(To do) Every line below that contains the word "amount" must be copied.

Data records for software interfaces
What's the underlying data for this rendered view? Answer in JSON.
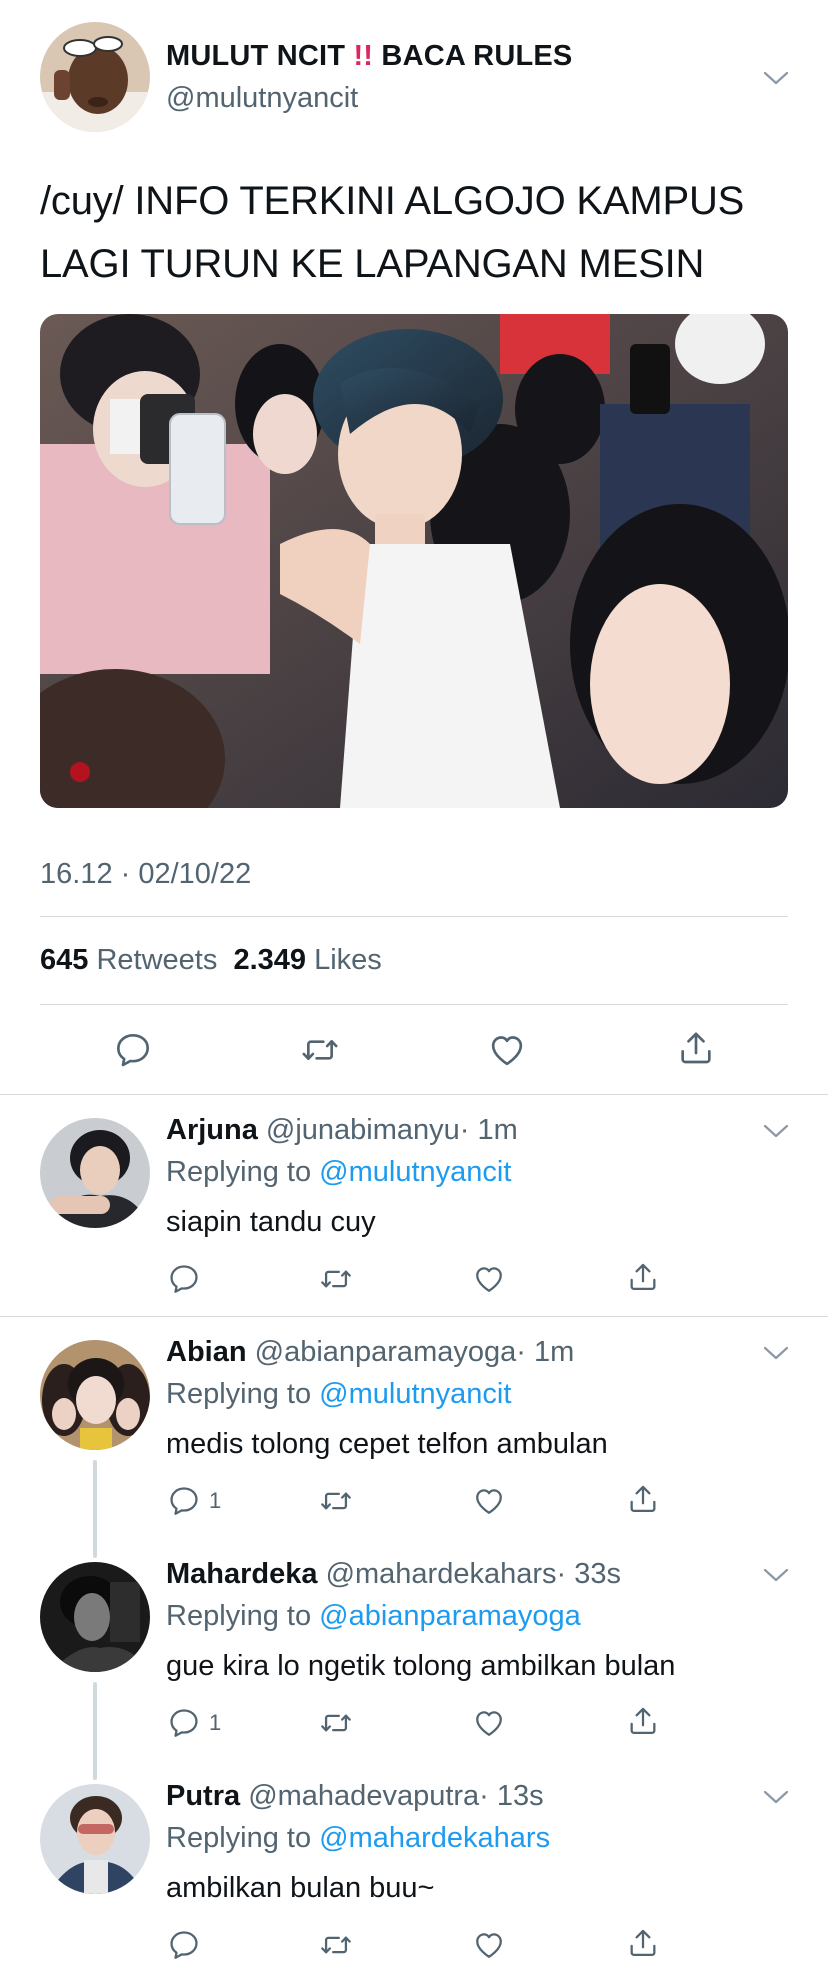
{
  "main_tweet": {
    "display_name_part1": "MULUT NCIT",
    "display_name_emoji": "‼️",
    "display_name_part2": "BACA RULES",
    "handle": "@mulutnyancit",
    "text_line1": "/cuy/ INFO TERKINI ALGOJO KAMPUS",
    "text_line2": "LAGI TURUN KE LAPANGAN MESIN",
    "timestamp": "16.12 · 02/10/22",
    "retweets_count": "645",
    "retweets_label": "Retweets",
    "likes_count": "2.349",
    "likes_label": "Likes"
  },
  "replies": [
    {
      "name": "Arjuna",
      "handle": "@junabimanyu",
      "time": "· 1m",
      "replying_prefix": "Replying to",
      "replying_to": "@mulutnyancit",
      "text": "siapin tandu cuy",
      "reply_count": ""
    },
    {
      "name": "Abian",
      "handle": "@abianparamayoga",
      "time": "· 1m",
      "replying_prefix": "Replying to",
      "replying_to": "@mulutnyancit",
      "text": "medis tolong cepet telfon ambulan",
      "reply_count": "1"
    },
    {
      "name": "Mahardeka",
      "handle": "@mahardekahars",
      "time": "· 33s",
      "replying_prefix": "Replying to",
      "replying_to": "@abianparamayoga",
      "text": "gue kira lo ngetik tolong ambilkan bulan",
      "reply_count": "1"
    },
    {
      "name": "Putra",
      "handle": "@mahadevaputra",
      "time": "· 13s",
      "replying_prefix": "Replying to",
      "replying_to": "@mahardekahars",
      "text": "ambilkan bulan buu~",
      "reply_count": ""
    }
  ],
  "icons": [
    "reply-icon",
    "retweet-icon",
    "like-icon",
    "share-icon",
    "chevron-down-icon"
  ],
  "colors": {
    "link": "#1d9bf0",
    "secondary": "#536471",
    "divider": "#d7dbdf",
    "alert": "#e0245e"
  }
}
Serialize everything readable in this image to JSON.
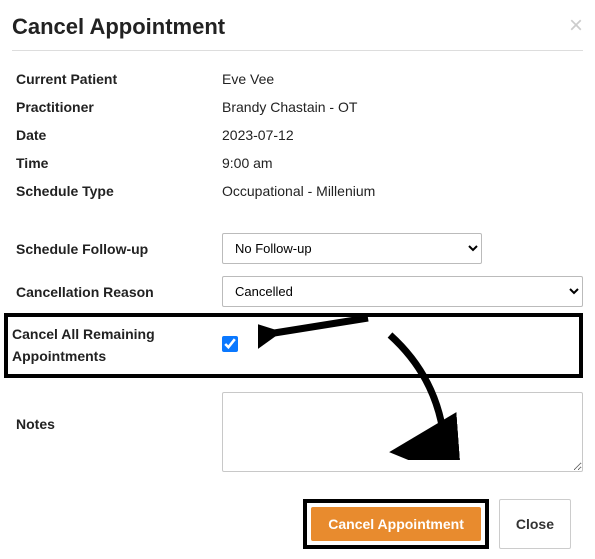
{
  "header": {
    "title": "Cancel Appointment"
  },
  "details": {
    "current_patient_label": "Current Patient",
    "current_patient_value": "Eve Vee",
    "practitioner_label": "Practitioner",
    "practitioner_value": "Brandy Chastain - OT",
    "date_label": "Date",
    "date_value": "2023-07-12",
    "time_label": "Time",
    "time_value": "9:00 am",
    "schedule_type_label": "Schedule Type",
    "schedule_type_value": "Occupational - Millenium"
  },
  "form": {
    "followup_label": "Schedule Follow-up",
    "followup_selected": "No Follow-up",
    "reason_label": "Cancellation Reason",
    "reason_selected": "Cancelled",
    "cancel_all_label": "Cancel All Remaining Appointments",
    "cancel_all_checked": true,
    "notes_label": "Notes",
    "notes_value": ""
  },
  "footer": {
    "primary_label": "Cancel Appointment",
    "close_label": "Close"
  }
}
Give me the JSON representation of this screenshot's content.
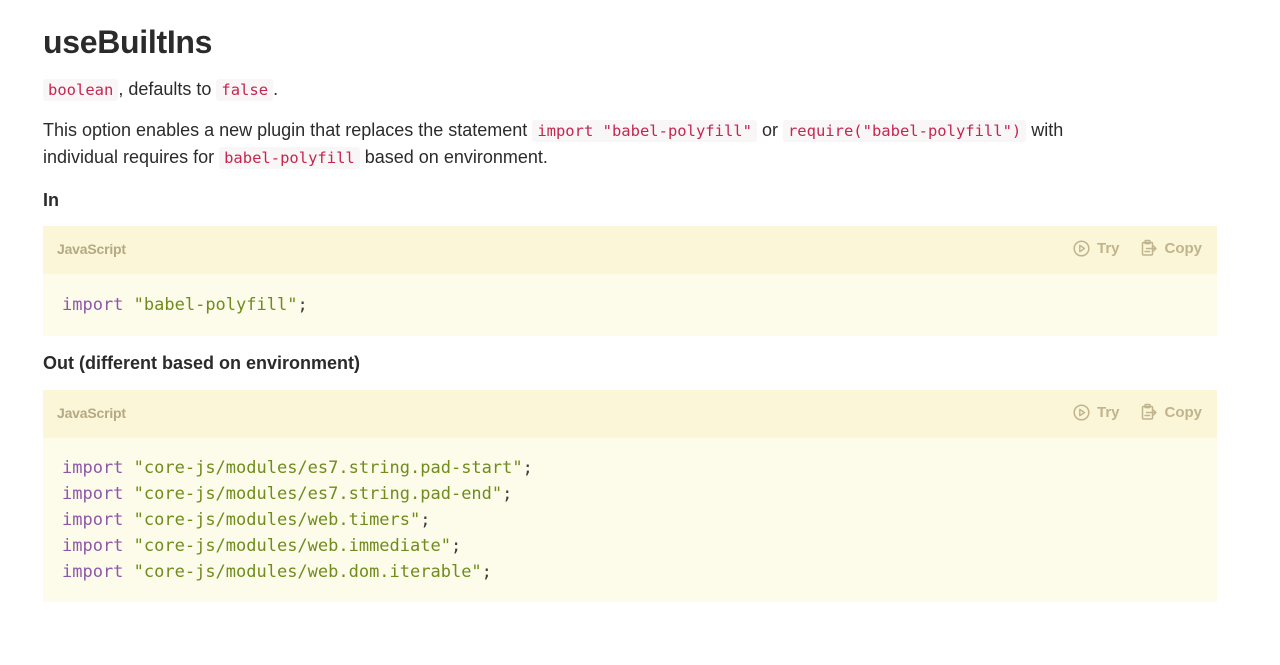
{
  "title": "useBuiltIns",
  "type_line": {
    "type": "boolean",
    "middle": ", defaults to ",
    "default": "false",
    "end": "."
  },
  "description": {
    "part1": "This option enables a new plugin that replaces the statement ",
    "code1": "import \"babel-polyfill\"",
    "part2": " or ",
    "code2": "require(\"babel-polyfill\")",
    "part3": " with",
    "part4": "individual requires for ",
    "code3": "babel-polyfill",
    "part5": " based on environment."
  },
  "in_heading": "In",
  "out_heading": "Out (different based on environment)",
  "code_in": {
    "language": "JavaScript",
    "try_label": "Try",
    "copy_label": "Copy",
    "lines": [
      {
        "keyword": "import",
        "string": "\"babel-polyfill\"",
        "punct": ";"
      }
    ]
  },
  "code_out": {
    "language": "JavaScript",
    "try_label": "Try",
    "copy_label": "Copy",
    "lines": [
      {
        "keyword": "import",
        "string": "\"core-js/modules/es7.string.pad-start\"",
        "punct": ";"
      },
      {
        "keyword": "import",
        "string": "\"core-js/modules/es7.string.pad-end\"",
        "punct": ";"
      },
      {
        "keyword": "import",
        "string": "\"core-js/modules/web.timers\"",
        "punct": ";"
      },
      {
        "keyword": "import",
        "string": "\"core-js/modules/web.immediate\"",
        "punct": ";"
      },
      {
        "keyword": "import",
        "string": "\"core-js/modules/web.dom.iterable\"",
        "punct": ";"
      }
    ]
  },
  "icons": {
    "try": "play-circle-icon",
    "copy": "clipboard-icon"
  },
  "colors": {
    "inline_code": "#c7254e",
    "keyword": "#8e58aa",
    "string": "#6f8c1d",
    "code_bar": "#fbf6d8",
    "code_bg": "#fdfbea",
    "action": "#c0b48d"
  }
}
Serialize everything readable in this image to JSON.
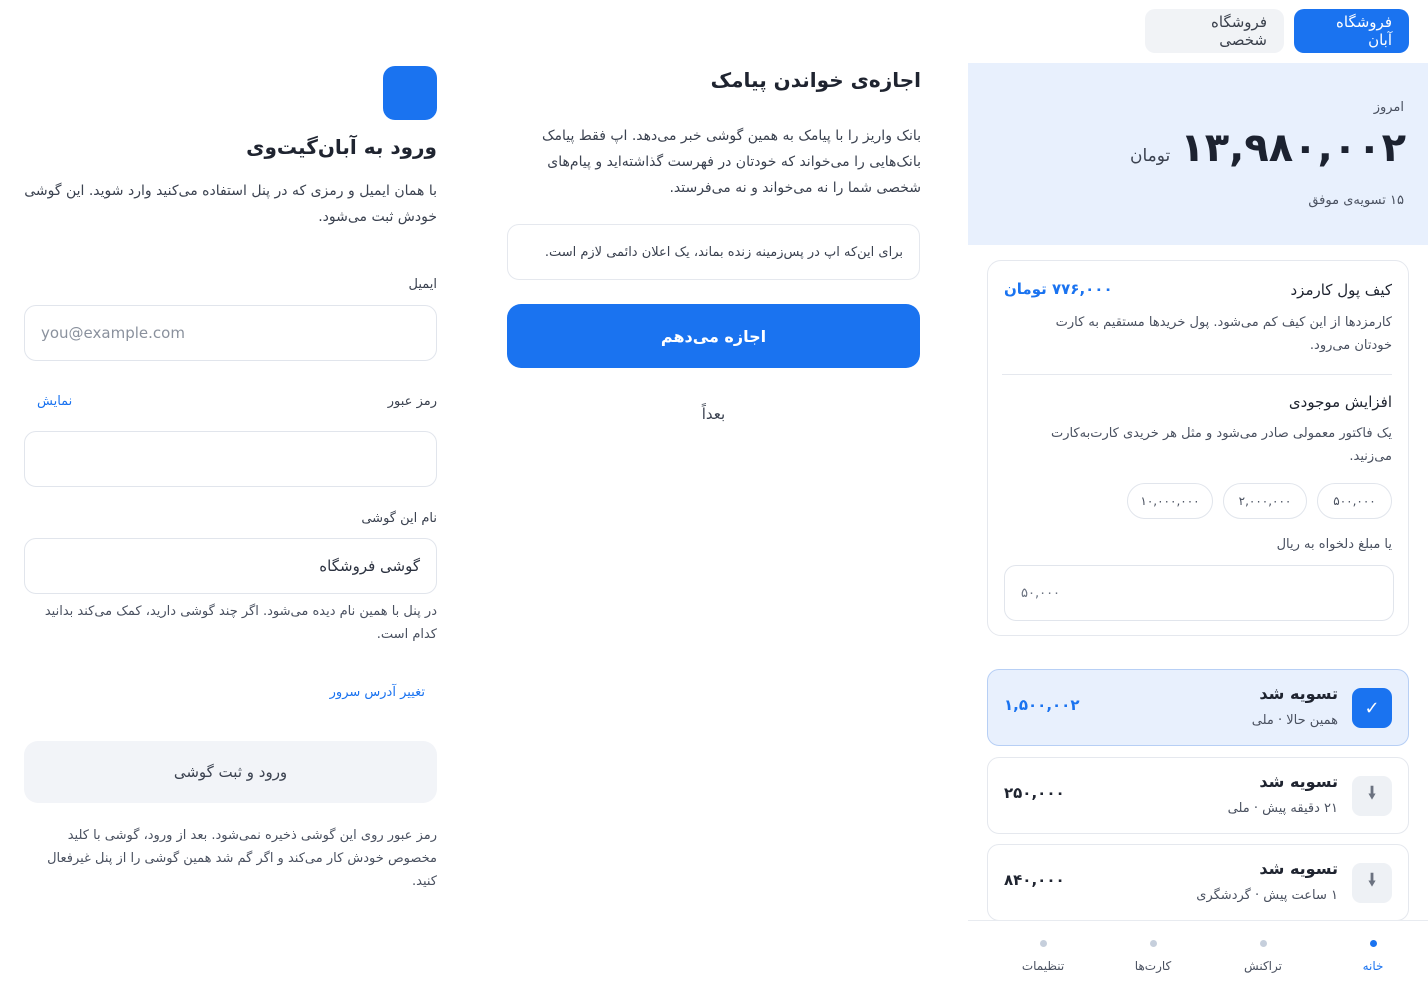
{
  "store_tabs": {
    "active": "فروشگاه آبان",
    "inactive": "فروشگاه شخصی"
  },
  "summary": {
    "label": "امروز",
    "amount": "۱۳,۹۸۰,۰۰۲",
    "currency": "تومان",
    "count_text": "۱۵ تسویه‌ی موفق"
  },
  "wallet": {
    "title": "کیف پول کارمزد",
    "balance": "۷۷۶,۰۰۰ تومان",
    "description": "کارمزدها از این کیف کم می‌شود. پول خریدها مستقیم به کارت خودتان می‌رود.",
    "topup_title": "افزایش موجودی",
    "topup_description": "یک فاکتور معمولی صادر می‌شود و مثل هر خریدی کارت‌به‌کارت می‌زنید.",
    "presets": [
      "۵۰۰,۰۰۰",
      "۲,۰۰۰,۰۰۰",
      "۱۰,۰۰۰,۰۰۰"
    ],
    "custom_label": "یا مبلغ دلخواه به ریال",
    "custom_placeholder": "۵۰,۰۰۰"
  },
  "transactions": [
    {
      "title": "تسویه شد",
      "subtitle": "همین حالا · ملی",
      "amount": "۱,۵۰۰,۰۰۲",
      "icon": "check-icon"
    },
    {
      "title": "تسویه شد",
      "subtitle": "۲۱ دقیقه پیش · ملی",
      "amount": "۲۵۰,۰۰۰",
      "icon": "download-icon"
    },
    {
      "title": "تسویه شد",
      "subtitle": "۱ ساعت پیش · گردشگری",
      "amount": "۸۴۰,۰۰۰",
      "icon": "download-icon"
    }
  ],
  "nav": [
    "خانه",
    "تراکنش",
    "کارت‌ها",
    "تنظیمات"
  ],
  "sms_permission": {
    "title": "اجازه‌ی خواندن پیامک",
    "description": "بانک واریز را با پیامک به همین گوشی خبر می‌دهد. اپ فقط پیامک بانک‌هایی را می‌خواند که خودتان در فهرست گذاشته‌اید و پیام‌های شخصی شما را نه می‌خواند و نه می‌فرستد.",
    "note": "برای این‌که اپ در پس‌زمینه زنده بماند، یک اعلان دائمی لازم است.",
    "allow_button": "اجازه می‌دهم",
    "later_button": "بعداً"
  },
  "login": {
    "title": "ورود به آبان‌گیت‌وی",
    "description": "با همان ایمیل و رمزی که در پنل استفاده می‌کنید وارد شوید. این گوشی خودش ثبت می‌شود.",
    "email_label": "ایمیل",
    "email_placeholder": "you@example.com",
    "password_label": "رمز عبور",
    "show_password": "نمایش",
    "device_label": "نام این گوشی",
    "device_value": "گوشی فروشگاه",
    "device_hint": "در پنل با همین نام دیده می‌شود. اگر چند گوشی دارید، کمک می‌کند بدانید کدام است.",
    "server_link": "تغییر آدرس سرور",
    "submit": "ورود و ثبت گوشی",
    "footnote": "رمز عبور روی این گوشی ذخیره نمی‌شود. بعد از ورود، گوشی با کلید مخصوص خودش کار می‌کند و اگر گم شد همین گوشی را از پنل غیرفعال کنید."
  },
  "colors": {
    "accent": "#1a73f0",
    "hero_bg": "#e8f0fd"
  }
}
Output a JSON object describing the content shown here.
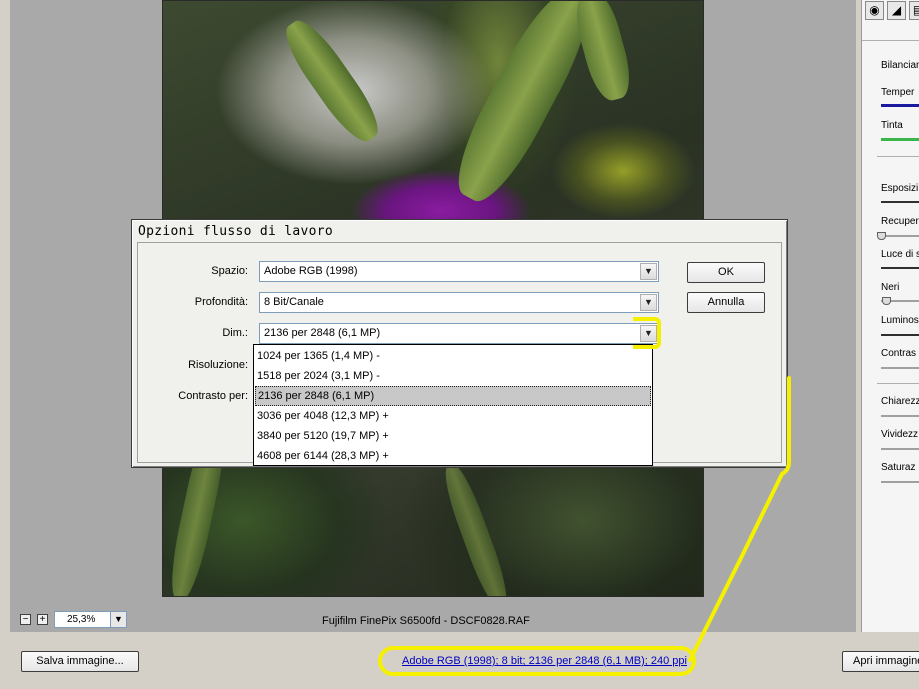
{
  "preview": {
    "zoom_value": "25,3%",
    "zoom_minus": "−",
    "zoom_plus": "+",
    "zoom_dropdown_icon": "chevron-down-icon",
    "camera_label": "Fujifilm FinePix S6500fd  -  DSCF0828.RAF"
  },
  "right_panel": {
    "tools": [
      "aperture-icon",
      "curve-icon",
      "tool-icon"
    ],
    "labels": [
      "Bilancian",
      "Temper",
      "Tinta",
      "Esposizi",
      "Recuper",
      "Luce di s",
      "Neri",
      "Luminos",
      "Contras",
      "Chiarezz",
      "Vividezz",
      "Saturaz"
    ],
    "accent_blue": "#1a1aa0",
    "accent_green": "#39b54a"
  },
  "dialog": {
    "title": "Opzioni flusso di lavoro",
    "labels": {
      "spazio": "Spazio:",
      "profondita": "Profondità:",
      "dim": "Dim.:",
      "risoluzione": "Risoluzione:",
      "contrasto": "Contrasto per:"
    },
    "values": {
      "spazio": "Adobe RGB (1998)",
      "profondita": "8 Bit/Canale",
      "dim": "2136 per 2848 (6,1 MP)"
    },
    "ok_label": "OK",
    "cancel_label": "Annulla",
    "dim_options": [
      "1024 per 1365 (1,4 MP)  -",
      "1518 per 2024 (3,1 MP)  -",
      "2136 per 2848 (6,1 MP)",
      "3036 per 4048 (12,3 MP)  +",
      "3840 per 5120 (19,7 MP)  +",
      "4608 per 6144 (28,3 MP)  +"
    ],
    "dim_selected_index": 2
  },
  "bottom_bar": {
    "save_label": "Salva immagine...",
    "info_link": "Adobe RGB (1998); 8 bit; 2136 per 2848 (6,1 MB); 240 ppi",
    "open_label": "Apri immagine"
  },
  "annotation_color": "#f5f000"
}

(Finished exercise)
    "amount": "۱۳,۹۸۰,۰۰۲",
      "amount": "۱,۵۰۰,۰۰۲",
      "amount": "۲۵۰,۰۰۰",
      "amount": "۸۴۰,۰۰۰",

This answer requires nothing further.